Favorable effect of dietary vitamin C on bone mineral density in postmenopausal women (KNHANES IV, 2009): discrepancies regarding skeletal sites, age, and vitamin D status. Osteoporosis International 26(9): 2329-2337, 2016

Body composition and bone density reference data for Korean children, adolescents, and young adults according to age and sex: results of the 2009-2010 Korean National Health and Nutrition Examination Survey (KNHANES). Journal of Bone and Mineral Metabolism 34(4): 429-439, 2015

The association between bone mineral density and periodontitis in Korean adults (KNHANES 2008-2010). Oral Diseases 20(6): 609-615, 2016

Different relationships between body compositions and bone mineral density according to gender and age in Korean populations (KNHANES 2008-2010). Journal of Clinical Endocrinology and Metabolism 99(10): 3811-3820, 2015

Association between prolonged breastfeeding and bone mineral density and osteoporosis in postmenopausal women: KNHANES 2010-2011. Osteoporosis International 27(1): 257-265, 2016

Strong familial association of bone mineral density between parents and offspring: KNHANES 2008-2011. Osteoporosis International, 2016

Association between levels of serum ferritin and bone mineral density in Korean premenopausal and postmenopausal women: KNHANES 2008-2010. Plos One 9(12): E114972-E114972, 2015

Familial correlation of bone mineral density, birth data and lifestyle factors among adolescent daughters, mothers and grandmothers. Journal of Bone and Mineral Metabolism 28(6): 690-695, 2011

Lifestyle factors and duration of androgen deprivation affect bone mineral density of patients with prostate cancer during first year of therapy. Urology 70(1): 122-126, 2007

The association between higher serum ferritin level and lower bone mineral density is prominent in women ≥45 years of age (KNHANES 2008-2010). Osteoporosis International 24(10): 2627-2637, 2014

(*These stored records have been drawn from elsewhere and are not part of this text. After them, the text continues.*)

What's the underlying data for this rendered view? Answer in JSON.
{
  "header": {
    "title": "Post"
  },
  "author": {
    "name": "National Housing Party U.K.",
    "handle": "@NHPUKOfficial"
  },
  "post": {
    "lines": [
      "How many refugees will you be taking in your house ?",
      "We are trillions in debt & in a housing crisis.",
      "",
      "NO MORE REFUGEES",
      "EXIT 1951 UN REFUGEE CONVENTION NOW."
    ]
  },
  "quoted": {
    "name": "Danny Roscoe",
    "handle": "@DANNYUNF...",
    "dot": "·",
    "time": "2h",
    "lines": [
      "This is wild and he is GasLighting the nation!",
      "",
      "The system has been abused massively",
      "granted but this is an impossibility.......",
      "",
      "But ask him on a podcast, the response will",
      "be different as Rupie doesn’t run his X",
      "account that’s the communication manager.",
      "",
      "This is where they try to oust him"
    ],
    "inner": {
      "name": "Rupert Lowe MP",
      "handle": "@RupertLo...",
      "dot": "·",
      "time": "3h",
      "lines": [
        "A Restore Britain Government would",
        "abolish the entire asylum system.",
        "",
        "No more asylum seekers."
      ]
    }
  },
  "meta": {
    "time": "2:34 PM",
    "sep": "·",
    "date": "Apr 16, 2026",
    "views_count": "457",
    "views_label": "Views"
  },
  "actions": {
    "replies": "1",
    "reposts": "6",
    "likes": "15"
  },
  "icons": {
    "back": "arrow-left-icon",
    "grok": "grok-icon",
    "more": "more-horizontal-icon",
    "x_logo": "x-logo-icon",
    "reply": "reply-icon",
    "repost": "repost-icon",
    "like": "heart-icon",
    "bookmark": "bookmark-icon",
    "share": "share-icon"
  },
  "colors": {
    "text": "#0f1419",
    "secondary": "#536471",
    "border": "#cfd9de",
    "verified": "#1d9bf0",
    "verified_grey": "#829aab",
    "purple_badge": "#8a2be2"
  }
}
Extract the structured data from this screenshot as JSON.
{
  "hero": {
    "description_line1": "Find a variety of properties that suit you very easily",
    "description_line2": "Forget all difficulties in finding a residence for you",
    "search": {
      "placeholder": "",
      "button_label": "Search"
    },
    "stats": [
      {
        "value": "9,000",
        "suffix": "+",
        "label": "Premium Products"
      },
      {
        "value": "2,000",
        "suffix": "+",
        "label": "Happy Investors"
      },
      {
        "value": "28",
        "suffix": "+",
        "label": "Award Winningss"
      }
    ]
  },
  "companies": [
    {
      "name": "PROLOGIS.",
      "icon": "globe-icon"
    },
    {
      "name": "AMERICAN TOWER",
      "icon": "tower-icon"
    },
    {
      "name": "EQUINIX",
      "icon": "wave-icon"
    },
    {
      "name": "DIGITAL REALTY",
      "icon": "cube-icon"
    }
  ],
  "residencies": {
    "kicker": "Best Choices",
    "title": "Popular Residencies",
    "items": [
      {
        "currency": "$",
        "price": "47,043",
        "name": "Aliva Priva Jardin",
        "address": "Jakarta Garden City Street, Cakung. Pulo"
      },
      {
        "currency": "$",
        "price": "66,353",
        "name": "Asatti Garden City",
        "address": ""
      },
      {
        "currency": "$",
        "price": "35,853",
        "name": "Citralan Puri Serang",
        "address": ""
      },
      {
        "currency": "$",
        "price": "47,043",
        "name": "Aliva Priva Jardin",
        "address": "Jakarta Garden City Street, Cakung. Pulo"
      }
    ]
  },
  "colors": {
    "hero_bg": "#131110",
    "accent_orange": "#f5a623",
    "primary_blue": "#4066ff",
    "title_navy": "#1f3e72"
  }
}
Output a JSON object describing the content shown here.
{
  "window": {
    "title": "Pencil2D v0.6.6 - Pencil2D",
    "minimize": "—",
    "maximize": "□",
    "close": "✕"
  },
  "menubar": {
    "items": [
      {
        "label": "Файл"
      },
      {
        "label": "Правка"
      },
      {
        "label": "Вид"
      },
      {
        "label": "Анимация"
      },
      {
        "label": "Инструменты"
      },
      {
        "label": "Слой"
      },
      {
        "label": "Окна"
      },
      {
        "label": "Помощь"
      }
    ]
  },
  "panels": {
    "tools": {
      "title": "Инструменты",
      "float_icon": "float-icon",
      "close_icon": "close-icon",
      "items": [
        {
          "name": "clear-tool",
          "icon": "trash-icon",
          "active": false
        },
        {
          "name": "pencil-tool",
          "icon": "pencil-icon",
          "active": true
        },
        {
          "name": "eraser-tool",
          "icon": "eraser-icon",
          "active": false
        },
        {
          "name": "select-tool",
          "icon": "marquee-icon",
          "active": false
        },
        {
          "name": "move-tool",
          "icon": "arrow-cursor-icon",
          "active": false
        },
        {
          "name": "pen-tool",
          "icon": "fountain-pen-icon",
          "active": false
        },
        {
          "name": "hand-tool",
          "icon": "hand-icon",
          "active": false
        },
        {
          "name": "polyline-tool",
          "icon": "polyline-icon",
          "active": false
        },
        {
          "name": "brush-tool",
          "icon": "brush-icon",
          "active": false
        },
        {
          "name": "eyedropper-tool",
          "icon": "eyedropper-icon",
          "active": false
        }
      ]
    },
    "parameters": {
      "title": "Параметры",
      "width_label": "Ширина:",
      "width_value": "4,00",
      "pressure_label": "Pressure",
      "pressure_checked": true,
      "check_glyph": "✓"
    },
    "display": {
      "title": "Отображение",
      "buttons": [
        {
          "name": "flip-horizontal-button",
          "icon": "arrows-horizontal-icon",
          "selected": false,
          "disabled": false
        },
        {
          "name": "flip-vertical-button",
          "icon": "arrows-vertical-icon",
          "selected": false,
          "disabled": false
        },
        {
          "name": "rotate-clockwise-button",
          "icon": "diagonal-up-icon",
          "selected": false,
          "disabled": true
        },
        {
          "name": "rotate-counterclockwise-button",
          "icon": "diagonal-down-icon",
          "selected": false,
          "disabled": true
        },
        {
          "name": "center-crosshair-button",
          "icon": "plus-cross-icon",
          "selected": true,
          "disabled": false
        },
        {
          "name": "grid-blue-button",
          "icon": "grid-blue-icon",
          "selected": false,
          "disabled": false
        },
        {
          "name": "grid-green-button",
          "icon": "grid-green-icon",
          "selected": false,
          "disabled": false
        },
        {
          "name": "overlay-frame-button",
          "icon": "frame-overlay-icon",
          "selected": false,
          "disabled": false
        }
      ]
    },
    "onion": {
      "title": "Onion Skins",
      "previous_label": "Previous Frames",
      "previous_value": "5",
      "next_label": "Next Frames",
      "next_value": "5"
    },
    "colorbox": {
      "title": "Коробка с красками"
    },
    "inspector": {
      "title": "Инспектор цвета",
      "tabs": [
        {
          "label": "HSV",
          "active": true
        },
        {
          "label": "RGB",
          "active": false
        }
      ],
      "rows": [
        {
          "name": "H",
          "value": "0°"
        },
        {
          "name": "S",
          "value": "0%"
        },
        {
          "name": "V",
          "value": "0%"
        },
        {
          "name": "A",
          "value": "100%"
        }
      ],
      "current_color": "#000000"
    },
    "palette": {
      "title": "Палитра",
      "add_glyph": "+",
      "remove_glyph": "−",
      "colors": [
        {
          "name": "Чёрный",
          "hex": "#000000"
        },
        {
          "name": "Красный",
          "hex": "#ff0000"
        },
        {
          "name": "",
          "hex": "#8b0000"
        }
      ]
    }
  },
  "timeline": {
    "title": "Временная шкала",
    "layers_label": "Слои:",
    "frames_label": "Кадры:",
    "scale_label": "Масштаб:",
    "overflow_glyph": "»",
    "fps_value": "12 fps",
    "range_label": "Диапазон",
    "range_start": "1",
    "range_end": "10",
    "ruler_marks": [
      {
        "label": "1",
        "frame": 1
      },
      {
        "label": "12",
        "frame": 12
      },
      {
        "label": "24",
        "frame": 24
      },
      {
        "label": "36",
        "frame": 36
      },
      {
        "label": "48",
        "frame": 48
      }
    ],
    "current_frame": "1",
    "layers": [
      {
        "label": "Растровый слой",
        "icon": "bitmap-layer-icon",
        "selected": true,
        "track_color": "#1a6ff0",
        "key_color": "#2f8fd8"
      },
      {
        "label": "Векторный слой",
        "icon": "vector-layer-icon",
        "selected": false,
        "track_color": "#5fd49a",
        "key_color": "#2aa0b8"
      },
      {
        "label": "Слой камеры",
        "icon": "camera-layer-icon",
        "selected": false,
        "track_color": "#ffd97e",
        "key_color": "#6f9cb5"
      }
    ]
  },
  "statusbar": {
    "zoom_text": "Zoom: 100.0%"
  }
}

The relationship of dietary and lifestyle factors to bone mineral indexes in children. Journal of the American Dietetic Association 105(5): 735-741, 2005

25-Hydroxyvitamin D, calcium intake, and bone mineral content in adolescents and young adults: analysis of the fourth and fifth Korea National Health and Nutrition Examination Survey (KNHANES IV-2, 3, 2008-2009 and V-1, 2010). Journal of Clinical Endocrinology and Metabolism 98(9): 3627-3636, 2013